[YOUR TASK] With the pictures left out, restate every entry word for word.

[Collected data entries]
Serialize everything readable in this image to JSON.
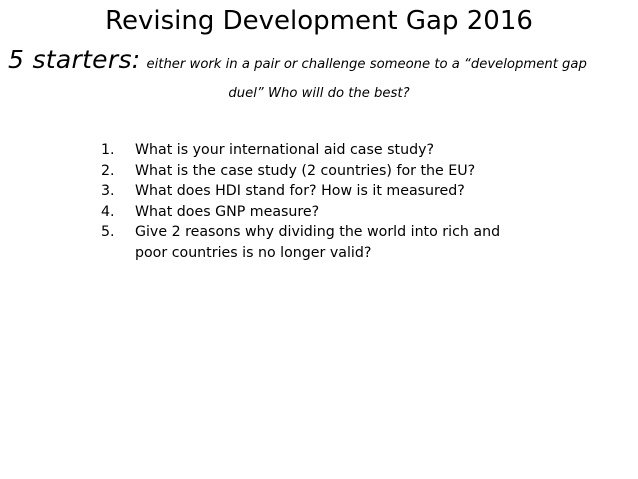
{
  "slide": {
    "title": "Revising Development Gap 2016",
    "subtitle_lead": "5 starters:",
    "subtitle_rest_line1": "either work in a pair or challenge someone to a “development gap",
    "subtitle_rest_line2": "duel” Who will do the best?"
  },
  "questions": [
    {
      "number": "1.",
      "text": "What is your international aid case study?"
    },
    {
      "number": "2.",
      "text": "What is the case study (2 countries) for the EU?"
    },
    {
      "number": "3.",
      "text": "What does HDI stand for? How is it measured?"
    },
    {
      "number": "4.",
      "text": "What does GNP measure?"
    },
    {
      "number": "5.",
      "text": "Give 2 reasons why dividing the world into rich and poor countries is no longer valid?"
    }
  ]
}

[TASK RESPONSE]
Serialize everything readable in this image to JSON.
{
  "slide": {
    "title": "Revising Development Gap 2016",
    "subtitle_lead": "5 starters:",
    "subtitle_rest_line1": "either work in a pair or challenge someone to a “development gap",
    "subtitle_rest_line2": "duel” Who will do the best?"
  },
  "questions": [
    {
      "number": "1.",
      "text": "What is your international aid case study?"
    },
    {
      "number": "2.",
      "text": "What is the case study (2 countries) for the EU?"
    },
    {
      "number": "3.",
      "text": "What does HDI stand for? How is it measured?"
    },
    {
      "number": "4.",
      "text": "What does GNP measure?"
    },
    {
      "number": "5.",
      "text": "Give 2 reasons why dividing the world into rich and poor countries is no longer valid?"
    }
  ]
}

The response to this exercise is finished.